Wood then returned to the Cubs in 2011 at a bargain price, $1.5 million for one year. He had maintained a residence in Chicago and is considered one of the most popular Cubs in recent history.
Wood's final season has been a rough one. He barely pitched five innings in Cactus League play because of what turned out to be shoulder discomfort. He walked three batters on Opening Day and blew a save. Two days later, he took the loss in giving up three runs.
The low point came May 8, when a frustrated Wood tossed his cap and glove into the stands as he was walking to the dugout after being pulled by Sveum. Wood walked two batters and gave up two runs in the eighth inning that allowed the Atlanta Braves to break a tie game and eventually win.
The normally accommodating Wood cut his postgame interview short and walked away when a reporter asked him about the incident after the game.
Wood had to return home during the middle of the Cubs' first road trip in April, and he received a cortisone injection in the shoulder. He eventually went on the disabled list.
Tuesday was just the second outing for Wood since coming off the DL, and he had given up two runs in each of those appearances.
"My body wasn't bouncing back this year.
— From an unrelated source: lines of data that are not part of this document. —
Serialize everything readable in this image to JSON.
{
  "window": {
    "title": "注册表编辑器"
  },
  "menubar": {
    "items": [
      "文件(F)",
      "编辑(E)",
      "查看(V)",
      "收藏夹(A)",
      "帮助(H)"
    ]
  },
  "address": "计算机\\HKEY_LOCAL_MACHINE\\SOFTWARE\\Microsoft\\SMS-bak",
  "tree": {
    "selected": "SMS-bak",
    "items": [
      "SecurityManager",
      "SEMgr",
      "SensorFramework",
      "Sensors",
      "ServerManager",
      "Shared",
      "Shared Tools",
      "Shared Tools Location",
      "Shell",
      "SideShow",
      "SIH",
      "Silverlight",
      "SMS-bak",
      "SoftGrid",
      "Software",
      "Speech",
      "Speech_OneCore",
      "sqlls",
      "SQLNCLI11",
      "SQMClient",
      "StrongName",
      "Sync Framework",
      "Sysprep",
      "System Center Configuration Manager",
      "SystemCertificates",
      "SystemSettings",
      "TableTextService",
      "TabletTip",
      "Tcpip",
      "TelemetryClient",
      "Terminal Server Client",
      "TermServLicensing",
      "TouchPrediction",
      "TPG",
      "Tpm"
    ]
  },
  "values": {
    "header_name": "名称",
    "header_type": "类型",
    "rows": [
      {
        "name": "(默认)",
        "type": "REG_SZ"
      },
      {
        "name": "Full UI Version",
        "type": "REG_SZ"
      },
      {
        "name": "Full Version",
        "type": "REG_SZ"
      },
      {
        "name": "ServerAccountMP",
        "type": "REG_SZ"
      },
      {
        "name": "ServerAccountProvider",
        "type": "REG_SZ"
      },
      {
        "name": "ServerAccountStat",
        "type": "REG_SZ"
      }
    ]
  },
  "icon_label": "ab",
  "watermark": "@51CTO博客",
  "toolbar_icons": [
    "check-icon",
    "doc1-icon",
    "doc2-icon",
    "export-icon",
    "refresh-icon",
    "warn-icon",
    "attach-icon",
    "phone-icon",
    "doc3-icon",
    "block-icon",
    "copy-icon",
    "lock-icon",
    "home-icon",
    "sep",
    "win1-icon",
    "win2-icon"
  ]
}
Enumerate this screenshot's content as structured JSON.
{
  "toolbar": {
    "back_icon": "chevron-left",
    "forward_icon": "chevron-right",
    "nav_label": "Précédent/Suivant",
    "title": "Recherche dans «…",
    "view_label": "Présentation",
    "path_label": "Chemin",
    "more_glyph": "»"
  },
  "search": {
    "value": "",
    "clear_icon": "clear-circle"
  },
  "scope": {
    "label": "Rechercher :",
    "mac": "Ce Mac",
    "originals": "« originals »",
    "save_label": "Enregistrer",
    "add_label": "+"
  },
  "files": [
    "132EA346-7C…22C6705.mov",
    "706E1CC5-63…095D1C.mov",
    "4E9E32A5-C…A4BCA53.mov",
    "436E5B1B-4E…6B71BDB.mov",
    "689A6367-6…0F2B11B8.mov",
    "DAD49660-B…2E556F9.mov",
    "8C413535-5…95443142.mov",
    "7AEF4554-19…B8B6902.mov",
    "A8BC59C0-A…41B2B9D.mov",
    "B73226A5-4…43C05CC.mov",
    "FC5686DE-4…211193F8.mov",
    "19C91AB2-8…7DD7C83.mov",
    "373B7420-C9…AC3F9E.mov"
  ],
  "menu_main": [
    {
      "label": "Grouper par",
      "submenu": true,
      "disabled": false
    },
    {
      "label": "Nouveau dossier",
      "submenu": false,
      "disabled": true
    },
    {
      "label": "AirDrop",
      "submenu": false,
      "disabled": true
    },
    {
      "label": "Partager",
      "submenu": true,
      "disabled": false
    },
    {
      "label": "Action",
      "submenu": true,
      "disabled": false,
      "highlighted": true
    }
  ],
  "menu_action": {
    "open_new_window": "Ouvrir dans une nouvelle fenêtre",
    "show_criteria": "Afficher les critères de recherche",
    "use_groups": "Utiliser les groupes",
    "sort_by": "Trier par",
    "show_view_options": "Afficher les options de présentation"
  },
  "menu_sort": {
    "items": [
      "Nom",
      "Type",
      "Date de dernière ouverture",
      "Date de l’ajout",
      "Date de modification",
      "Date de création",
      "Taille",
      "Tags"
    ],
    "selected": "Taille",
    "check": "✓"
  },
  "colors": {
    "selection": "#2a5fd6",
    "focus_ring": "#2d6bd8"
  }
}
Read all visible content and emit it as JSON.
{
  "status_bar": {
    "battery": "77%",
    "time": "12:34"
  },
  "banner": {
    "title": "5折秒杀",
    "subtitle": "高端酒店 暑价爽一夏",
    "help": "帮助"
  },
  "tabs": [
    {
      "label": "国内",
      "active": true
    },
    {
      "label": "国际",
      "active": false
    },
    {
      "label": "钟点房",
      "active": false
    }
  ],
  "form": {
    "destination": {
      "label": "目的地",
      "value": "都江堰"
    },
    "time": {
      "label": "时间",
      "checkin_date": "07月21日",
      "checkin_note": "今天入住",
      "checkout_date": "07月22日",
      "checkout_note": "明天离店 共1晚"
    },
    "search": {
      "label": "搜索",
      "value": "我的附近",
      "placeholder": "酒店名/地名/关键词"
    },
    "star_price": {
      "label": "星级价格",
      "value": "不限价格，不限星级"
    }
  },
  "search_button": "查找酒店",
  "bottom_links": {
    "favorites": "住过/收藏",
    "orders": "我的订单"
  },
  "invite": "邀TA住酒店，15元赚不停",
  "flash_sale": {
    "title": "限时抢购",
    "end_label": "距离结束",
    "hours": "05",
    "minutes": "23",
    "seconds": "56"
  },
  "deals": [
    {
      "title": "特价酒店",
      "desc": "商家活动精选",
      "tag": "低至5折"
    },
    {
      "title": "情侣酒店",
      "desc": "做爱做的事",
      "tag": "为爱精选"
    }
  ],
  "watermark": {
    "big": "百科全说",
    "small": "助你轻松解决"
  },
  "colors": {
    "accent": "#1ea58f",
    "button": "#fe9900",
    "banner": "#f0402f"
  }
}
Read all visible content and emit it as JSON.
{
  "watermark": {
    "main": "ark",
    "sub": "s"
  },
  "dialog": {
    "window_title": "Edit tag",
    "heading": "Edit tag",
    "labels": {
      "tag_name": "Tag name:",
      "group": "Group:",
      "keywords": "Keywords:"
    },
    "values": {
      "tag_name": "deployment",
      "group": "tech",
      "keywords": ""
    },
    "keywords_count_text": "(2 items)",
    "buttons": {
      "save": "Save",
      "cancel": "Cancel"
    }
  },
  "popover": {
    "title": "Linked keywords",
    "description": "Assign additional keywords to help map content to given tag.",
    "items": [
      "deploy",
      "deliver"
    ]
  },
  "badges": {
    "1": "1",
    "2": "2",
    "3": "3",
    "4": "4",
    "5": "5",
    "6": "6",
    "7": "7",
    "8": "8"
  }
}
I felt like I was putting guys in the 'pen in situations they didn't need to be in. I definitely didn't want to go out with my last inning being me throwing my glove in the seats," Wood said. "I wanted to put up a zero or at least get one guy out."
The two-time All-Star has an 86-75 record and 3.67 ERA. He also has 63 saves.
Information from The Associated Press was used in this report.